Originally Posted by Say Chi Sin Lo
Just found this gem of a thread regarding calves/achilles injuries. And I have a question.
So I believe I'm developing early signs of insertional achilles tendinitis. It doesn't affect my performance on the court but when I shut it down, there's significant pain behind my heel. After dealing with post-play discomfort for a few months, I decided to shut it down completely and just let it heal. And here is my question:
I plan on doing as much RICE therapy for the next 2-3 weeks, just to get the inflammation to subside. Then your usual stretching and strengthening once the inflammation is gone. During my recovery, will cardio workout such as the elliptical and stationary bike hinder the healing of the achilles? And I'm going to assume running isn't going to help my cause.
In case you were wondering how I injured it, I wish I can recall a precise event, but I can't. I'm sure I took a hard and wrong step somewhere on the tennis court (probably on an stomp volley). What I can tell you is, it's my left achilles, and I'm a righty, so it's my landing foot when I serve.
Sorry to hear you are having problems.
As you undoubtedly know, inflammation is the first stage of healing. Indeed without inflammation, no healing will occur.
Inflammation represents that the greatest number of chemicals (cytokines) is present at the site to attract and activate the fibroblasts which will produce the protein strands that will heal the microscopic tendon tears that are likely present.
Pain is a side effect of those chemicals (cytokines) being present and irritating sensitive nerve endings.
(It is unclear if this is just coincidence or whether this evolved as a warning signal to our forebears that an injury was in the process of healing, and that decreased activity was needed to let the injury heal.)
RICE clearly improves the symptoms of pain and swelling.
Nerves don't conduct pain optimally at cold temperatures.
Compression clearly reduces swelling.
And it is clear that on occasion our immune system can run amuck and produce more inflammation at a site than will optimally lead to healing.
It is just hard to know in your situation if other than Rest, RICE really will alter the underlying inflammatory process in a productive way.
It takes many, many weeks for the protein fibers in connective tissue to interconnect and become really strong.

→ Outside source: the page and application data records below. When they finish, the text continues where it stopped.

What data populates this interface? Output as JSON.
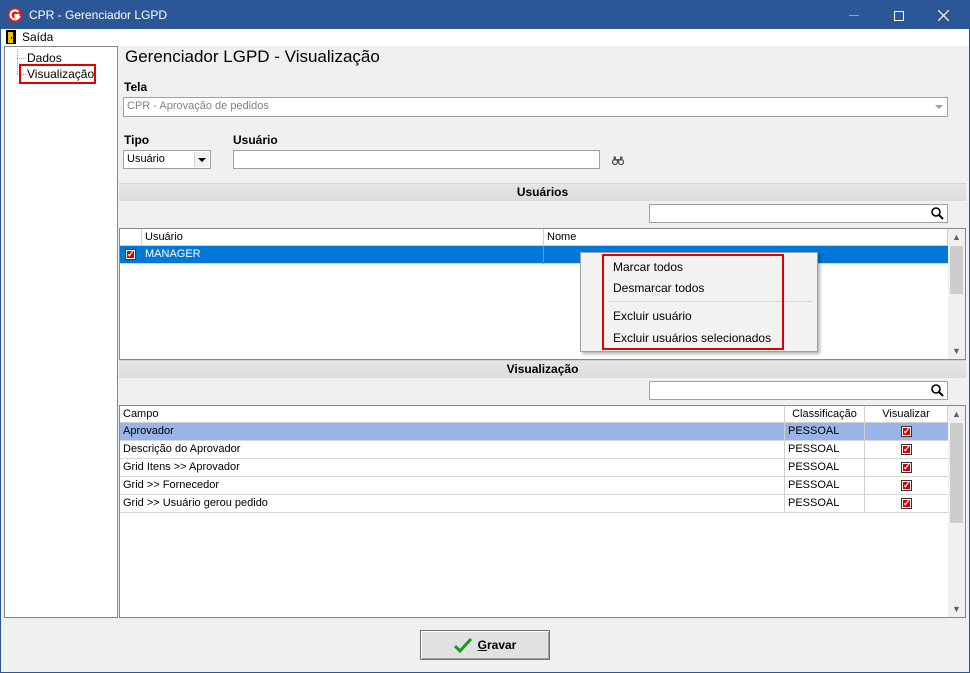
{
  "window": {
    "title": "CPR - Gerenciador LGPD",
    "minimize": "–",
    "maximize": "☐",
    "close": "✕"
  },
  "menu": {
    "exit_label": "Saída"
  },
  "tree": {
    "items": [
      {
        "label": "Dados"
      },
      {
        "label": "Visualização"
      }
    ]
  },
  "page": {
    "title": "Gerenciador LGPD - Visualização",
    "tela_label": "Tela",
    "tela_value": "CPR - Aprovação de pedidos",
    "tipo_label": "Tipo",
    "tipo_value": "Usuário",
    "usuario_label": "Usuário",
    "usuario_value": ""
  },
  "users_section": {
    "title": "Usuários",
    "search_value": "",
    "columns": [
      "Usuário",
      "Nome"
    ],
    "rows": [
      {
        "checked": true,
        "usuario": "MANAGER",
        "nome": ""
      }
    ]
  },
  "context_menu": {
    "items": [
      "Marcar todos",
      "Desmarcar todos",
      "Excluir usuário",
      "Excluir usuários selecionados"
    ]
  },
  "view_section": {
    "title": "Visualização",
    "search_value": "",
    "columns": [
      "Campo",
      "Classificação",
      "Visualizar"
    ],
    "rows": [
      {
        "campo": "Aprovador",
        "classificacao": "PESSOAL",
        "visualizar": true
      },
      {
        "campo": "Descrição do Aprovador",
        "classificacao": "PESSOAL",
        "visualizar": true
      },
      {
        "campo": "Grid  Itens >> Aprovador",
        "classificacao": "PESSOAL",
        "visualizar": true
      },
      {
        "campo": "Grid >> Fornecedor",
        "classificacao": "PESSOAL",
        "visualizar": true
      },
      {
        "campo": "Grid >> Usuário gerou pedido",
        "classificacao": "PESSOAL",
        "visualizar": true
      }
    ]
  },
  "buttons": {
    "save_label": "Gravar",
    "save_underline": "G",
    "save_rest": "ravar"
  },
  "colors": {
    "titlebar": "#2b5797",
    "selection": "#0078d7",
    "selection_row2": "#99b4e6",
    "highlight": "#e00000"
  }
}
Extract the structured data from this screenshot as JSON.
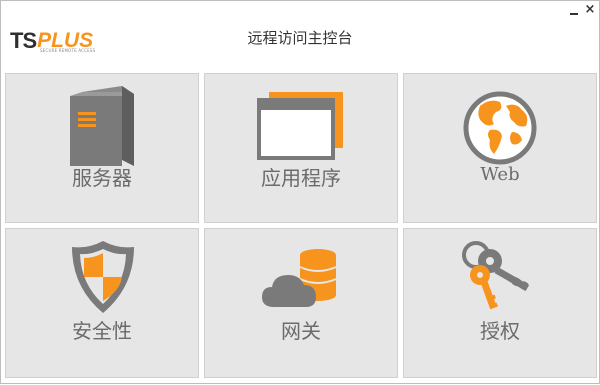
{
  "window": {
    "title": "远程访问主控台",
    "minimize_glyph": "—",
    "close_glyph": "×"
  },
  "logo": {
    "ts": "TS",
    "plus": "PLUS",
    "tagline": "SECURE REMOTE ACCESS"
  },
  "tiles": [
    {
      "label": "服务器",
      "icon": "server-icon"
    },
    {
      "label": "应用程序",
      "icon": "application-window-icon"
    },
    {
      "label": "Web",
      "icon": "globe-icon"
    },
    {
      "label": "安全性",
      "icon": "shield-icon"
    },
    {
      "label": "网关",
      "icon": "cloud-database-icon"
    },
    {
      "label": "授权",
      "icon": "keys-icon"
    }
  ],
  "colors": {
    "accent": "#f7941d",
    "icon_gray": "#7a7a7a",
    "tile_bg": "#e6e6e6",
    "label_gray": "#6b6b6b"
  }
}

There is no foolproof way to know when exercise can begin, or how fast to advance our exercise level.
We tend to use pain as a guide - return of pain indicates inflammation is beginning again because of reinjury.
So sometimes it is two steps forward and one step backward.
The danger in a "go-getter" like you or Nadal is not to make it one step forward and two steps backward by doing too much exercise too soon.
At least you are doing the best thing now by resting, so that the process of healing can occur as straight forward as possible, instead undergoing multiple episodes of partial healing and tearing, partial healing and tearing that leads to fibrosis and tendon degeneration.